We got our first sign of capitulation in this market, and it was not pretty. Let's spend some time on it so you can recognize why I think it is so important.
As I mentioned all day Tuesday, the action in
was defining action, telling the whole story for a sector and for the market at large. Gap is a darling of this market -- as it was a darling of the market in 1987 before the crash -- but on word that August may just be okay, it has plummeted from 64 to 47 in a straight line. In a few days.
It is one of the scariest drops of this particular era and it is so reminiscent of the decline in Gap ahead of the October '87 crash -- this stock led all others down first -- that many of us are glued to the action. Tuesday the selling got to be so great that we had a midday imbalance. At bottoms these are frequent. Customers want to get out so badly that they have to stop trading the stock until they can find buyers at a more reasonable level.
At the same time that Gap stopped trading, however, the market reversed, so all of the scare indications, some as low as 44, were for naught (in other words, it might have gone down another six points from where it was when it was halted!). The halt caused people to sit up and look at Gap to the point where buyers flooded in. But, in what is a sign that all is not well in retail, the buyers did not overwhelm the sellers and instead the stock did nothing.
This was bullish, in that the stock had more demand that the market-maker who halted the stock thought there was. But longer term it was bearish because in the end nobody really cared to take Gap back up to somewhere near the levels it was before the carnage. Throughout the day I saw capitulation in names like GPS, names that had been favorites, including
piece a month ago about how nobody cared about that great quarter)
(a real darling of the bulls) and, of course,
, where the selling was as vicious as I have ever seen it.
Only AOL, which I am long, had a semblance of a bounce back. I know these were only sideshows to the main battle going on in the marketplace, but I want to see more washouts holding and then rallying before I want to sound the all-clear.
Yes, capitulation, and admittance of defeat, is necessary to get a good bottom. And, yes, I was shown a good deal of down-and-out merchandise today. But the problem was, in the cases of Gap and U, or in any of the brokerages where I saw big discounts, I don't have a clue about how the companies are really doing right now.
How can I take a swing at Gap until I am sure August was okay?

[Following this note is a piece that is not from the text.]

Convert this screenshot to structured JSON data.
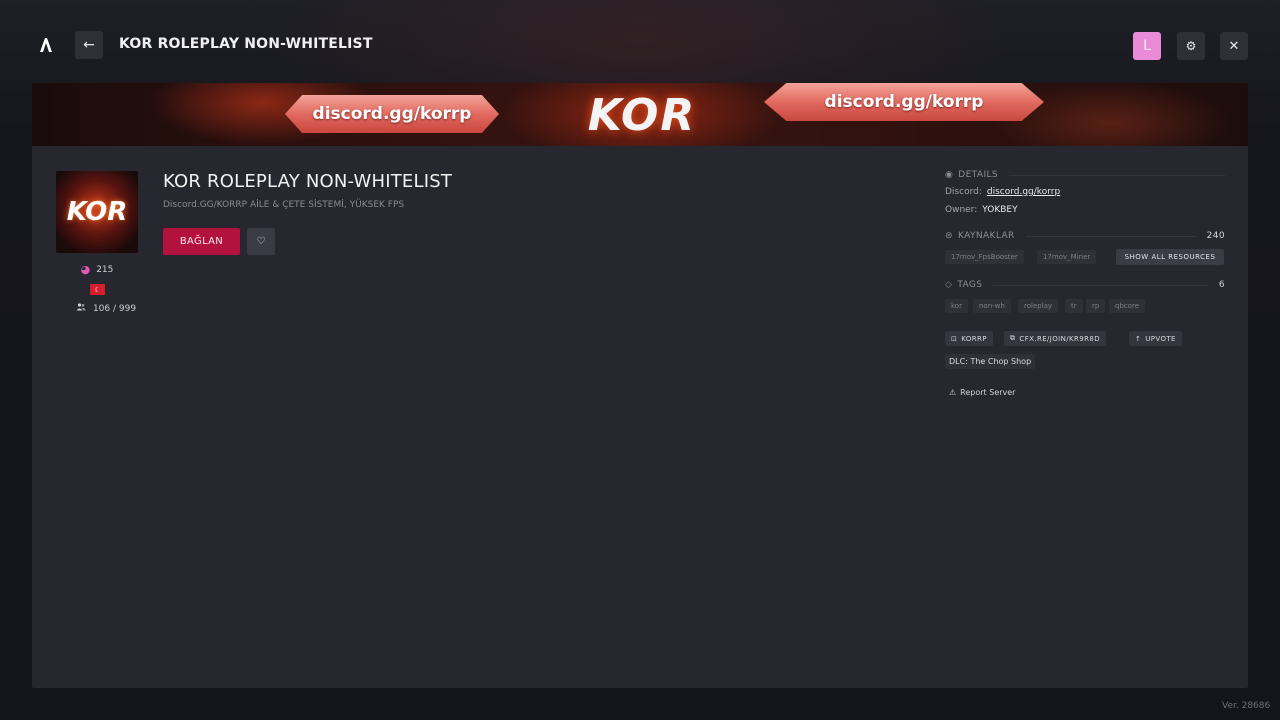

How do I know U is holding up? Is that all the bad news from the brokerages that was on the tape? Bottoms can't happen in a vacuum. They happen when people have to sell stocks that we all know are good, but are out of favor. Not stocks that are just going down a lot.
See you on Squawk.
James J. Cramer is manager of a hedge fund and co-chairman of TheStreet.com.
At time of publication was long America Online, although positions can change at any time. Under no circumstances does the information in this column represent a recommendation to buy or sell stocks. Cramer's writings provide insights into the dynamics of money management and are not a solicitation for transactions. While he cannot provide investment advice or recommendations, he invites you to comment on his column by sending a letter to TheStreet.com at